===== DATA FOR REVIEW

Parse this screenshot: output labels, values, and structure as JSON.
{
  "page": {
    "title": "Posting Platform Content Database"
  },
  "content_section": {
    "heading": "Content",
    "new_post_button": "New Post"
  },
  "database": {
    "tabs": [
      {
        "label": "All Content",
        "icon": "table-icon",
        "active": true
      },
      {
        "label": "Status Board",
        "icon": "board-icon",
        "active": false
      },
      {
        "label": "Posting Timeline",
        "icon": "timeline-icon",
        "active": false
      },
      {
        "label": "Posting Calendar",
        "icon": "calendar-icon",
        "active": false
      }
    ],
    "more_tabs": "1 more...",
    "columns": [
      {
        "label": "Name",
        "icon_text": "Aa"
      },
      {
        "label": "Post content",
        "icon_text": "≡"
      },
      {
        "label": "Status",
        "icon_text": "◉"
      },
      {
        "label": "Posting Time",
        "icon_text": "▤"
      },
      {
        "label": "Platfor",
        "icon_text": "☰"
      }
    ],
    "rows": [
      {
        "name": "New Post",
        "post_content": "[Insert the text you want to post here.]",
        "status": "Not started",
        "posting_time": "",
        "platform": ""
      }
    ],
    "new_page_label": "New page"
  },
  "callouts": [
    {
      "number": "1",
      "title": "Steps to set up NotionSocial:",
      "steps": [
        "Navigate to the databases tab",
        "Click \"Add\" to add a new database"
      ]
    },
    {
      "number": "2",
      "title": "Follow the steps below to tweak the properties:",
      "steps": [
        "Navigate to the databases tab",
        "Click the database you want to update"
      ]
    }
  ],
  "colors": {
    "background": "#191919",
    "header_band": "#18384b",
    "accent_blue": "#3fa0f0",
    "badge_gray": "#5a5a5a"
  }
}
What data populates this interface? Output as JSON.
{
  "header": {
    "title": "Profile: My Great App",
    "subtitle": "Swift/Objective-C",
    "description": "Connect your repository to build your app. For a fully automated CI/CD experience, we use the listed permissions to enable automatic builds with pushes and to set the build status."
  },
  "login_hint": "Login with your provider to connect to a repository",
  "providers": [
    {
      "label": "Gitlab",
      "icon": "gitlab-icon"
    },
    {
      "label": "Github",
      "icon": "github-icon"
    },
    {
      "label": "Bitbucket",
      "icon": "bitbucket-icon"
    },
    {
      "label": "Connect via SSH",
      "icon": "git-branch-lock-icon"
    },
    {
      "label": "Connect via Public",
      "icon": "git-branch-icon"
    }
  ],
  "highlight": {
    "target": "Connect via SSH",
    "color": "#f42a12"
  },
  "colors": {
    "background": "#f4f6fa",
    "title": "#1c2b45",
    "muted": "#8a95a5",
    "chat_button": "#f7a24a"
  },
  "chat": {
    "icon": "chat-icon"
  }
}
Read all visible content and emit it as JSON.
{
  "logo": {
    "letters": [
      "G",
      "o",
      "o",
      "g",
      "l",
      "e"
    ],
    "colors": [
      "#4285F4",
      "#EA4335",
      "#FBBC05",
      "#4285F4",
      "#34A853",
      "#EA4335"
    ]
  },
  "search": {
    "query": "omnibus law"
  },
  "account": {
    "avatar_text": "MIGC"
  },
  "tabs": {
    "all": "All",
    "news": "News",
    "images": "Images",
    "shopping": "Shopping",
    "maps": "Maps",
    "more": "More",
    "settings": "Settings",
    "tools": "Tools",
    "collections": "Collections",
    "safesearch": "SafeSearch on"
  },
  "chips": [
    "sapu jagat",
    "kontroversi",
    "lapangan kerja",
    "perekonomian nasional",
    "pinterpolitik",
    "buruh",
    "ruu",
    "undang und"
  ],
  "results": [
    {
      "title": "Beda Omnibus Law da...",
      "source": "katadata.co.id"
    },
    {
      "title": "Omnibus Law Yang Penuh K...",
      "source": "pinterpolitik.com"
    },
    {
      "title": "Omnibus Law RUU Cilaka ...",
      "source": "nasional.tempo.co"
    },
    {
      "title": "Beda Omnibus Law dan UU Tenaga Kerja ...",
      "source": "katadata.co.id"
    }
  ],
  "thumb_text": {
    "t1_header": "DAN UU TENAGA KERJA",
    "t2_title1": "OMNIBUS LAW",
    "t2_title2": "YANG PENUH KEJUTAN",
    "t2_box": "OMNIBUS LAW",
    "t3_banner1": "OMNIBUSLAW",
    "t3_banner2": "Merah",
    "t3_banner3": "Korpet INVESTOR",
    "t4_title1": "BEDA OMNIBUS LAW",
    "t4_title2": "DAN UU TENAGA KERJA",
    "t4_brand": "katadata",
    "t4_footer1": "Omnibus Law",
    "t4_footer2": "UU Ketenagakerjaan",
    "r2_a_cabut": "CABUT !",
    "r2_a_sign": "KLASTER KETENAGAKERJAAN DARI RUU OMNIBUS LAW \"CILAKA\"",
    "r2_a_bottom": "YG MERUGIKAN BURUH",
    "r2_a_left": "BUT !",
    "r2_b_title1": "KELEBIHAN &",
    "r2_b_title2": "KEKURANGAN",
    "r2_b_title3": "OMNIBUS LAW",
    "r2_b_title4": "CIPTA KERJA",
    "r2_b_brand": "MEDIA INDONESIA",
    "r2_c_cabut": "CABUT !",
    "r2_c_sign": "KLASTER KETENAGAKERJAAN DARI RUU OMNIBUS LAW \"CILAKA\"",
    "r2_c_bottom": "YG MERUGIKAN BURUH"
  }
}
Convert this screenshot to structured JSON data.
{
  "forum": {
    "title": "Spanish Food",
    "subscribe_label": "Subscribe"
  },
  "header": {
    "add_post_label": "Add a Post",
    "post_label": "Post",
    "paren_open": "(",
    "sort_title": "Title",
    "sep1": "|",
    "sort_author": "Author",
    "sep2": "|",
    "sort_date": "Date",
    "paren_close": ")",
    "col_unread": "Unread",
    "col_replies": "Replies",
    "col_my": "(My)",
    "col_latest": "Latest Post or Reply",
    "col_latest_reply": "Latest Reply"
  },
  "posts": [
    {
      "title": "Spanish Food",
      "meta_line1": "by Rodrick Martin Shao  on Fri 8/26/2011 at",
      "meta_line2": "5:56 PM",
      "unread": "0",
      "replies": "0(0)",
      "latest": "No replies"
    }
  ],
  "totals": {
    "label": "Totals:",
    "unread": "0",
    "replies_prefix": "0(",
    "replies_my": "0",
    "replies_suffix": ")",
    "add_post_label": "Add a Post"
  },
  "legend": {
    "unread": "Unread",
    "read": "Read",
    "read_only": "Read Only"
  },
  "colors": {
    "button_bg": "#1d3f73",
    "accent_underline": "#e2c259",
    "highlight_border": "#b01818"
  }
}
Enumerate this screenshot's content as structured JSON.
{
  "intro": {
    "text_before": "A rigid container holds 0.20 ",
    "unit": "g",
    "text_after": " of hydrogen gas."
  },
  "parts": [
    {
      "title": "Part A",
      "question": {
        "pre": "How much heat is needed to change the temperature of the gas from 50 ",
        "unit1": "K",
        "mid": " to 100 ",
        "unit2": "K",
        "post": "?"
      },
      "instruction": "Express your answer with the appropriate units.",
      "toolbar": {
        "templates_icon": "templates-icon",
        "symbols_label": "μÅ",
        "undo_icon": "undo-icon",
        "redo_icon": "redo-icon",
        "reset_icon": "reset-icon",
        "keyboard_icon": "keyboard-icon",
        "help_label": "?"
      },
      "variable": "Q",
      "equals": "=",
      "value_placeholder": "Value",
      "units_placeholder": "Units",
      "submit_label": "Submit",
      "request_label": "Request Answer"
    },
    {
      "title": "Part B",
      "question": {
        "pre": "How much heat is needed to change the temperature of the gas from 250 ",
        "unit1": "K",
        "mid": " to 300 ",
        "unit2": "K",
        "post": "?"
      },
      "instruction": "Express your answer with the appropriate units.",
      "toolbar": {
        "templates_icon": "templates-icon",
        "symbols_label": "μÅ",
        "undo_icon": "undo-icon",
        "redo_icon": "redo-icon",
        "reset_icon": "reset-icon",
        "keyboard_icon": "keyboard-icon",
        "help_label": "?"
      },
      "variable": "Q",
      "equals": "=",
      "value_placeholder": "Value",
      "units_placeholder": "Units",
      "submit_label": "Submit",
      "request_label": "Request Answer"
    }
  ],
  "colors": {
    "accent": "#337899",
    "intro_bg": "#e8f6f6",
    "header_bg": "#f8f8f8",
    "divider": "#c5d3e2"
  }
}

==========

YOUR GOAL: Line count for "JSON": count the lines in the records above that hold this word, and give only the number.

ANSWER FOR THE TASK: 5